◆ **INPUT DATA**
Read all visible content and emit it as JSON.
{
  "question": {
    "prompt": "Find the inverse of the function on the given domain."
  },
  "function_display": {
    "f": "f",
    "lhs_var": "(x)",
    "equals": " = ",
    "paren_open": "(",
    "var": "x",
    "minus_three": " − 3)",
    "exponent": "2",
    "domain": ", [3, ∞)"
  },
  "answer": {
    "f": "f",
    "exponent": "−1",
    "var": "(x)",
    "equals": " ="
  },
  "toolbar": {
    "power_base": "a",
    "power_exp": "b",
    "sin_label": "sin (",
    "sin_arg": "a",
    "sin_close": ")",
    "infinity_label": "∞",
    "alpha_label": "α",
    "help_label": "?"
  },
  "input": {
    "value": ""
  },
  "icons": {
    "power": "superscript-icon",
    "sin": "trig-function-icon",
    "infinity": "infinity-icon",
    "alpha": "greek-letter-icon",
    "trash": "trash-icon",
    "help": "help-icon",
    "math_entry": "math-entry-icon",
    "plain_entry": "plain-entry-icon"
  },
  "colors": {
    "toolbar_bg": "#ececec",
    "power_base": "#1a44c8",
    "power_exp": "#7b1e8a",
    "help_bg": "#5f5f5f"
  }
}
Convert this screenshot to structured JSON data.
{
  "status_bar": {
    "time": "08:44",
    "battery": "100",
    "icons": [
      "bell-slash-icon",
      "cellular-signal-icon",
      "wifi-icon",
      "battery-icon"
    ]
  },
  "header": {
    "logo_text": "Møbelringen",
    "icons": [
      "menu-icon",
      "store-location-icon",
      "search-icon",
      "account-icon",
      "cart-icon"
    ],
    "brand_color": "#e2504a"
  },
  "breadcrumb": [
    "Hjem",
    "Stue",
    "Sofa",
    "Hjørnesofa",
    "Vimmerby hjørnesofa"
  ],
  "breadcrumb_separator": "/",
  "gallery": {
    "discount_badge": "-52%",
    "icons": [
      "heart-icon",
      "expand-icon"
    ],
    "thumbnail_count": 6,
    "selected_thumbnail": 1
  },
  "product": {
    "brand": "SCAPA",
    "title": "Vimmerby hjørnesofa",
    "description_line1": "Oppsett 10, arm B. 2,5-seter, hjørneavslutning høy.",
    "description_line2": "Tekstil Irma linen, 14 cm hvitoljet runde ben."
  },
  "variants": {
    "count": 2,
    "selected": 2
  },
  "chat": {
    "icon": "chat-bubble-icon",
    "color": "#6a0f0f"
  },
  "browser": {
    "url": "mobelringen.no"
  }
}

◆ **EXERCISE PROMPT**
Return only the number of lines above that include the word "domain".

◆ **RESPONSE**
2